The band had cased to exist by the time the album came out and from the cheap cover one assumes that label boss, Michael Gudinski (later to "discover" Kylie Minogue), couldn't see a profit. Both MacKenzie and Pearce disappeared from the scene completely and as far as I am aware, have not played since.
Artist info, art, and album submitted by fellow contributor micaus.
(one note: I uploaded the album with the wrong name on the album folder, my mistake. oops....)
Wednesday, May 03, 2006
--Greg Northrup, 2001, The Giant Progweed
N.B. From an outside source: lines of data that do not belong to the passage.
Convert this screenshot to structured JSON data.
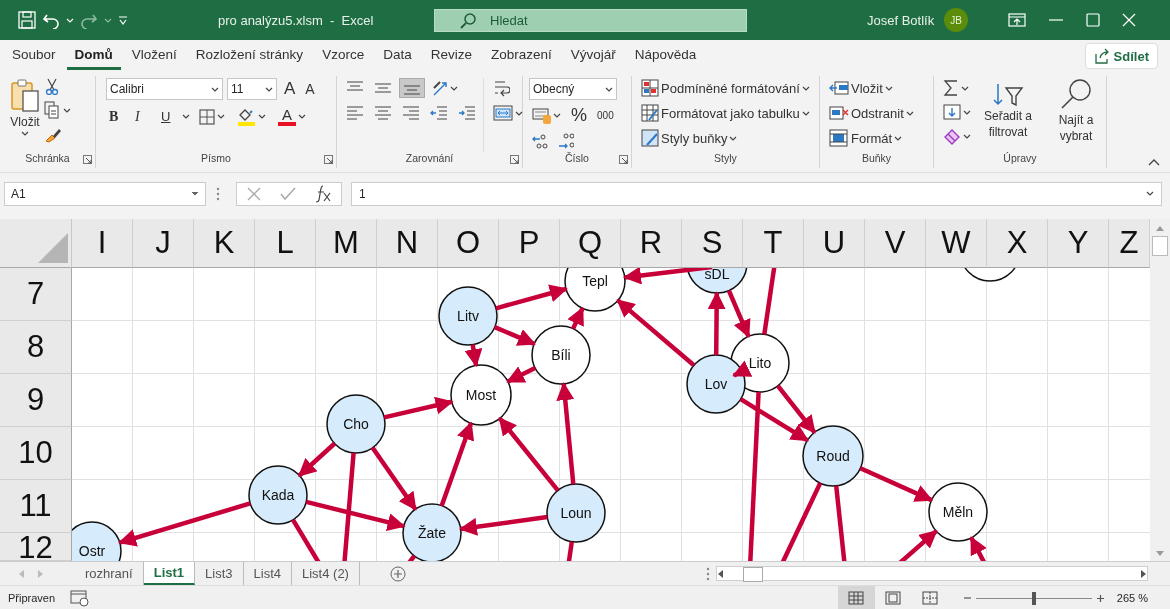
{
  "window": {
    "title": "pro analýzu5.xlsm  -  Excel",
    "search_placeholder": "Hledat",
    "user": "Josef Botlík",
    "initials": "JB"
  },
  "menu_tabs": [
    {
      "label": "Soubor",
      "selected": false
    },
    {
      "label": "Domů",
      "selected": true
    },
    {
      "label": "Vložení",
      "selected": false
    },
    {
      "label": "Rozložení stránky",
      "selected": false
    },
    {
      "label": "Vzorce",
      "selected": false
    },
    {
      "label": "Data",
      "selected": false
    },
    {
      "label": "Revize",
      "selected": false
    },
    {
      "label": "Zobrazení",
      "selected": false
    },
    {
      "label": "Vývojář",
      "selected": false
    },
    {
      "label": "Nápověda",
      "selected": false
    }
  ],
  "share_button": "Sdílet",
  "ribbon": {
    "clipboard": {
      "paste": "Vložit",
      "label": "Schránka"
    },
    "font": {
      "name": "Calibri",
      "size": "11",
      "grow": "A",
      "shrink": "A",
      "bold": "B",
      "italic": "I",
      "underline": "U",
      "font_color": "A",
      "label": "Písmo"
    },
    "alignment": {
      "label": "Zarovnání",
      "vertical": [
        {
          "kind": "top",
          "selected": false
        },
        {
          "kind": "middle",
          "selected": false
        },
        {
          "kind": "bottom",
          "selected": true
        }
      ]
    },
    "number": {
      "format": "Obecný",
      "percent": "%",
      "thousands": "000",
      "label": "Číslo"
    },
    "styles": {
      "items": [
        "Podmíněné formátování",
        "Formátovat jako tabulku",
        "Styly buňky"
      ],
      "label": "Styly"
    },
    "cells": {
      "items": [
        "Vložit",
        "Odstranit",
        "Formát"
      ],
      "label": "Buňky"
    },
    "editing": {
      "sort": "Seřadit a filtrovat",
      "find": "Najít a vybrat",
      "label": "Úpravy"
    }
  },
  "formula_bar": {
    "name_box": "A1",
    "value": "1"
  },
  "columns": [
    "I",
    "J",
    "K",
    "L",
    "M",
    "N",
    "O",
    "P",
    "Q",
    "R",
    "S",
    "T",
    "U",
    "V",
    "W",
    "X",
    "Y",
    "Z"
  ],
  "rows": [
    "7",
    "8",
    "9",
    "10",
    "11",
    "12"
  ],
  "diagram": {
    "nodes": [
      {
        "label": "Tepl",
        "highlighted": false
      },
      {
        "label": "sDL",
        "highlighted": true
      },
      {
        "highlighted": false
      },
      {
        "label": "Litv",
        "highlighted": true
      },
      {
        "label": "Bíli",
        "highlighted": false
      },
      {
        "label": "Most",
        "highlighted": false
      },
      {
        "label": "Lito",
        "highlighted": false
      },
      {
        "label": "Lov",
        "highlighted": true
      },
      {
        "label": "Cho",
        "highlighted": true
      },
      {
        "label": "Roud",
        "highlighted": true
      },
      {
        "label": "Kada",
        "highlighted": true
      },
      {
        "label": "Loun",
        "highlighted": true
      },
      {
        "label": "Měln",
        "highlighted": false
      },
      {
        "label": "Žate",
        "highlighted": true
      },
      {
        "label": "Ostr",
        "highlighted": true
      }
    ]
  },
  "sheet_tabs": [
    {
      "label": "rozhraní",
      "selected": false
    },
    {
      "label": "List1",
      "selected": true
    },
    {
      "label": "List3",
      "selected": false
    },
    {
      "label": "List4",
      "selected": false
    },
    {
      "label": "List4 (2)",
      "selected": false
    }
  ],
  "status_bar": {
    "status": "Připraven",
    "view_buttons": [
      {
        "kind": "normal",
        "selected": true
      },
      {
        "kind": "page_layout",
        "selected": false
      },
      {
        "kind": "page_break",
        "selected": false
      }
    ],
    "zoom_slider": {
      "level": 0.5
    },
    "zoom": "265 %"
  }
}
Rick van der Linden - Kawai grand piano, Hohner D6 clavinet, Hohner pianet, Hammond B3-M3 Organ, Neupert harpsichord, A.R.P. 2600 Synthesizer, Solina String Ensamble, Mellotron 400D, Church organ of the St. Bavo church in Haarlem, EMS synthi-A, Optigan music maker, Steeldrums, Riha classica Ian Mosley - Drums, Timpani, Chinese Gong, Duckcall tamborine Jaap van Eik - Vocals, Fender precision bass, Fender stratocaster, Fender fuzz-effects, Phased guitar Guests:Darryl Way - Acoustic/Electric Violins on Coen Hoedeman - assorted monkeys on 
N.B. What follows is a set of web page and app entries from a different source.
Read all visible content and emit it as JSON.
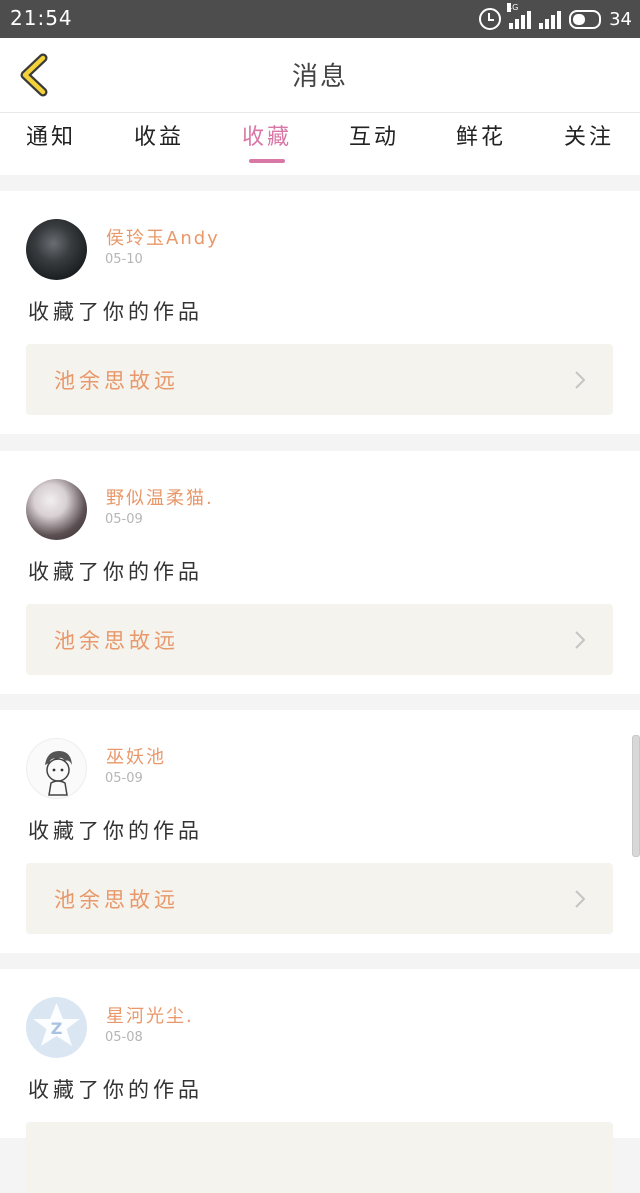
{
  "status_bar": {
    "time": "21:54",
    "network": "4G",
    "battery": "34"
  },
  "header": {
    "title": "消息",
    "back_icon": "chevron-left-icon"
  },
  "tabs": [
    {
      "label": "通知",
      "active": false
    },
    {
      "label": "收益",
      "active": false
    },
    {
      "label": "收藏",
      "active": true
    },
    {
      "label": "互动",
      "active": false
    },
    {
      "label": "鲜花",
      "active": false
    },
    {
      "label": "关注",
      "active": false
    }
  ],
  "messages": [
    {
      "user": "侯玲玉Andy",
      "date": "05-10",
      "action": "收藏了你的作品",
      "work": "池余思故远"
    },
    {
      "user": "野似温柔猫.",
      "date": "05-09",
      "action": "收藏了你的作品",
      "work": "池余思故远"
    },
    {
      "user": "巫妖池",
      "date": "05-09",
      "action": "收藏了你的作品",
      "work": "池余思故远"
    },
    {
      "user": "星河光尘.",
      "date": "05-08",
      "action": "收藏了你的作品",
      "work": ""
    }
  ],
  "colors": {
    "accent": "#d978a6",
    "name_color": "#e8986a",
    "status_bar": "#4d4d4d"
  }
}
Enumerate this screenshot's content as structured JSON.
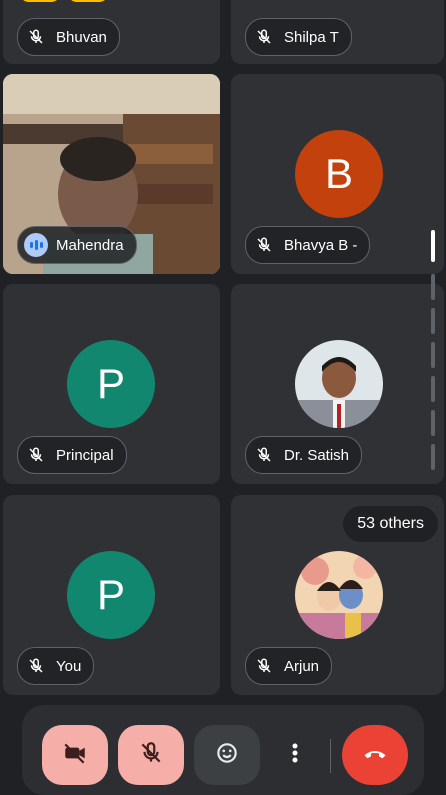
{
  "participants": [
    {
      "name": "Bhuvan",
      "mic": "muted"
    },
    {
      "name": "Shilpa T",
      "mic": "muted"
    },
    {
      "name": "Mahendra",
      "mic": "speaking"
    },
    {
      "name": "Bhavya B -",
      "mic": "muted",
      "avatar_letter": "B",
      "avatar_color": "#c2410c"
    },
    {
      "name": "Principal",
      "mic": "muted",
      "avatar_letter": "P",
      "avatar_color": "#12876f"
    },
    {
      "name": "Dr. Satish",
      "mic": "muted"
    },
    {
      "name": "You",
      "mic": "muted",
      "avatar_letter": "P",
      "avatar_color": "#12876f"
    },
    {
      "name": "Arjun",
      "mic": "muted"
    }
  ],
  "others_label": "53 others",
  "toolbar": {
    "camera": "camera-off-icon",
    "mic": "mic-off-icon",
    "reactions": "emoji-icon",
    "more": "more-vert-icon",
    "end": "end-call-icon"
  },
  "colors": {
    "active_border": "#8ab4f8",
    "end_call": "#ea4335",
    "muted_button": "#f6aea9"
  }
}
Tuesday, May 02, 2006
Idiot Flesh - Tales Of Instant Knowledge and Sure Death  @ 224 (Eclectic experimental avantgarde)
Idiot Flesh also used to put on an even more theatrical performance than SGM does: Besides the gargoylish makeup and costumes, they used elaborate props, including giant foam-rubber masks, sets, and inflating suits. Their shows often opened and closed with rackety vaudevillean routines done in and through the audience. On top of this, they worked with many auxiliary sideshow performers, such as the fire-dancer Beefra the Cook, Hatcha and Datcha the Siamese Twins, a Punch and Judy show, and a number of others. All of this made touring a nightmare, although they did manage to get on the road several times a year.
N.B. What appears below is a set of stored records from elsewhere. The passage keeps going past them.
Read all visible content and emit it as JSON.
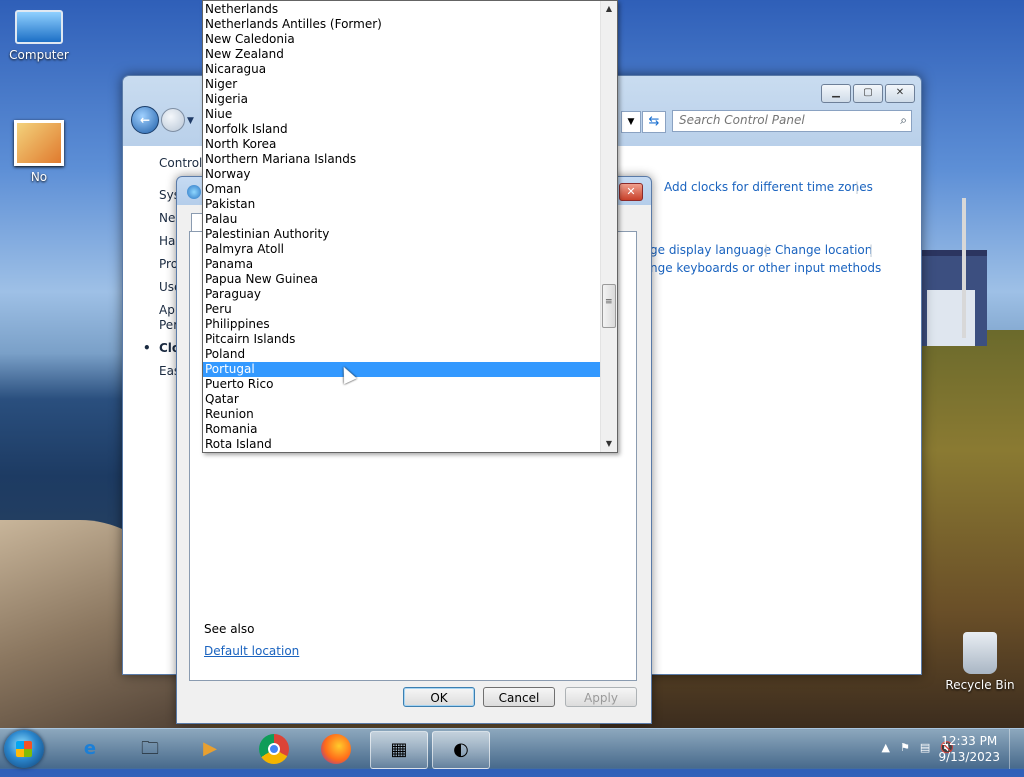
{
  "desktop": {
    "icons": [
      {
        "label": "Computer"
      },
      {
        "label": "No"
      },
      {
        "label": "Recycle Bin"
      }
    ]
  },
  "control_panel": {
    "search_placeholder": "Search Control Panel",
    "left_items": [
      "Control",
      "Sys",
      "Ne",
      "Ha",
      "Pro",
      "Use",
      "Ap",
      "Per",
      "Clo",
      "Eas"
    ],
    "links": {
      "add_clocks": "Add clocks for different time zones",
      "display_language": "ge display language",
      "change_location": "Change location",
      "keyboards": "nge keyboards or other input methods"
    }
  },
  "dialog": {
    "see_also": "See also",
    "default_location": "Default location",
    "buttons": {
      "ok": "OK",
      "cancel": "Cancel",
      "apply": "Apply"
    }
  },
  "country_list": {
    "selected": "Portugal",
    "items": [
      "Netherlands",
      "Netherlands Antilles (Former)",
      "New Caledonia",
      "New Zealand",
      "Nicaragua",
      "Niger",
      "Nigeria",
      "Niue",
      "Norfolk Island",
      "North Korea",
      "Northern Mariana Islands",
      "Norway",
      "Oman",
      "Pakistan",
      "Palau",
      "Palestinian Authority",
      "Palmyra Atoll",
      "Panama",
      "Papua New Guinea",
      "Paraguay",
      "Peru",
      "Philippines",
      "Pitcairn Islands",
      "Poland",
      "Portugal",
      "Puerto Rico",
      "Qatar",
      "Reunion",
      "Romania",
      "Rota Island"
    ]
  },
  "taskbar": {
    "buttons": [
      "start-button",
      "internet-explorer",
      "file-explorer",
      "media-player",
      "chrome",
      "firefox",
      "control-panel",
      "date-time"
    ],
    "clock_time": "12:33 PM",
    "clock_date": "9/13/2023"
  }
}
Artistically, the band seemed to aim mostly at repeatedly whapping audiences upside the head to jolt them out of seen-it-all indifference. This worked: they had quite a following in the Bay Area. However, they never seemed too clear on what more they meant by all the quick changes and bizarre visuals. The lyrics didn't help much - they usually put forth sardonic jokes, ruminated about the contradictions of performance and the ironies of pop culture, or wallowed in a self-conscious dark ugliness. Most of the words to Nothing Show derived from their obscure, involved band-mythology. Sometimes Idiot Flesh just seemed like the World's Best Novelty Band (well, West Coast of the US, anyway), although they always offered a wild ride and never failed to deliver on that promise. But at the end, they had started to do more, had begun to find an emotional core in all the routines and style-changes, appeared to have found out what they wanted to say with them. And, although the usual tensions and frustrations caused the Idiots to go the way of all Flesh, much of what they'd become at the end continued on into Sleepytime Gorilla Museum. Highly recommended.
much of this review was pulled from one by John Hagelbarger on http://www.gepr.net